Warehouses in the U.S. earned 13.4% in 2019, the only sector to produce double-digit returns in the NCREIF Property index, according to data from the NCREIF data. The second highest-performing sector of NCREIF Property index was office with 6.6%.
While hotels have been the hard hit by the coronavirus, the industry recently is beginning to see "chinks in the armor" in industrial properties, especially those in the port market, Taylor Mammen, a Los Angeles-based senior managing director based in at consulting firm RCLCO, told the CalSTRS' investment committee on March 4.
California State Teachers' Retirement System, West Sacramento, has a 13% target real estate allocation, with $34.2 billion invested in real estate as of Sept. 30, according to its latest semi-annual real estate report.
A combination of factors, including new warehouse construction and "drastically increasing rents" added to problems warehouse tenants have had with reduced cargo from China — are causing warehouse users to question whether they need more warehouse space, Mr. Mammen said.

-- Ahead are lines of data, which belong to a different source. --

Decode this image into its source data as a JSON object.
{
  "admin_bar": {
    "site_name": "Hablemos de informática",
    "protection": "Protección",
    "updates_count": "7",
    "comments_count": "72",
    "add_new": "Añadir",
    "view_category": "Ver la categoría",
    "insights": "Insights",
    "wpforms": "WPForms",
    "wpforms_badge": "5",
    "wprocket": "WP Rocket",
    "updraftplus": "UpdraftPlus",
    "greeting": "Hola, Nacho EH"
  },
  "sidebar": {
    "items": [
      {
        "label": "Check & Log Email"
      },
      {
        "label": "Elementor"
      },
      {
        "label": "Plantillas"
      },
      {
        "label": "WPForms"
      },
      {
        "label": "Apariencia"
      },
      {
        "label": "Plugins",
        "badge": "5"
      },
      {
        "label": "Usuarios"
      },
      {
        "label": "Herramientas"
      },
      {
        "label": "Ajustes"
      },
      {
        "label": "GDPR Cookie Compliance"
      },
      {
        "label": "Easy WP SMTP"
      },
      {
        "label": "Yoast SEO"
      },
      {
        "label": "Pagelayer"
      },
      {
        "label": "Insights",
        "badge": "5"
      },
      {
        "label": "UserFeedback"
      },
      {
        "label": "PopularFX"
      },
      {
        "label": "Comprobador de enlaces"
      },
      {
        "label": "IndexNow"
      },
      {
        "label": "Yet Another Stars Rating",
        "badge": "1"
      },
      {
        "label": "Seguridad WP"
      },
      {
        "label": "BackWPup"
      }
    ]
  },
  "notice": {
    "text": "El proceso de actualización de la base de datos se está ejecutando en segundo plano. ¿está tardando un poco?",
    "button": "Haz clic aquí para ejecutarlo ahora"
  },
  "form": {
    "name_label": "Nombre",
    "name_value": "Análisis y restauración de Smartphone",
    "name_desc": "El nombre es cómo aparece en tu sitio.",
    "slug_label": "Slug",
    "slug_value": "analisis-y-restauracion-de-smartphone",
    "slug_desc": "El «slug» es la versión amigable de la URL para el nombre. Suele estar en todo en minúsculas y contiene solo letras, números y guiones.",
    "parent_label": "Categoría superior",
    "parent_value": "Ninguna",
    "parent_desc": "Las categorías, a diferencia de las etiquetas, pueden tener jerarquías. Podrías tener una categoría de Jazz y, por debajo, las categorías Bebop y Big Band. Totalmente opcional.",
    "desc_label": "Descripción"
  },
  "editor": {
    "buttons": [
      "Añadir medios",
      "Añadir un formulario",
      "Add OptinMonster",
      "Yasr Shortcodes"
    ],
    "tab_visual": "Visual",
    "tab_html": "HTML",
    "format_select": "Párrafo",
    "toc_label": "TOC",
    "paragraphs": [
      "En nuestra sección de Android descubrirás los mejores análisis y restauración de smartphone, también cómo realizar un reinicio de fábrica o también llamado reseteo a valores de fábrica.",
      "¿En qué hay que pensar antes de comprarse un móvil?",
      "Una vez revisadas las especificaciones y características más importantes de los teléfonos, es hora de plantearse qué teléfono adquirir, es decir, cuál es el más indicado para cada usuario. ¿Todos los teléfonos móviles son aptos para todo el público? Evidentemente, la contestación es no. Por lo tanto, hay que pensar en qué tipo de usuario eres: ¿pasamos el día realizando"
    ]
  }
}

The coronavirus is starting to impact the price buyers are willing to pay for warehouses, he said.
Overall, investors should expect "less than ideal investment outcomes" near term, with distress for every property type in all locations as a result of the coronavirus, said Christy Gahr, principal at Meketa Investment Group. The hospitality sector has already been impacted by travel restrictions, including business cancellations and a drop in demand for leisure travel. She expects the hospitality sector to post negative returns in the next quarter. Other real estate sectors including industrial could post lower returns in the next six to 12 months.
Within the industrial sector, e-commerce has boosted warehouses supporting "last-mile" logistics, Ms. Gahr said.
"We expect an increase in demand but that will be at the expense of large logistics centers that were already fractured," she said. Warehouses that are outside of city centers and hubbed for manufacturing would suffer further.
CalSTRS is underallocated to industrial, which has been a drag on returns over the last couple of years, but may turn out to be a positive, Mr. Mammen said.
Some 13% of CalSTRS core portfolio is invested in industrial properties, which is 5 percentage points less than the NCREIF Fund Index – Open End Diversified Core Equity. Core real estate accounted for 67% of CalSTRS real estate portfolio as of Sept. 30.
The issue for owners of warehouses is whether supply chain disruptions causes credit quality to deteriorate so tenants can't pay rent, said W. Todd Henderson, head of real estate for the Americas at DWS Group.
Port velocity is down but the sector is not dead, despite an interruption in the supply chain, which historically has been transitory, Mr. Henderson said.
COVID-19 will cause a pause in demand and impact the velocity of expansion and new leasing, he said. "But I expect that it (demand) will regain momentum as fears over coronavirus pass."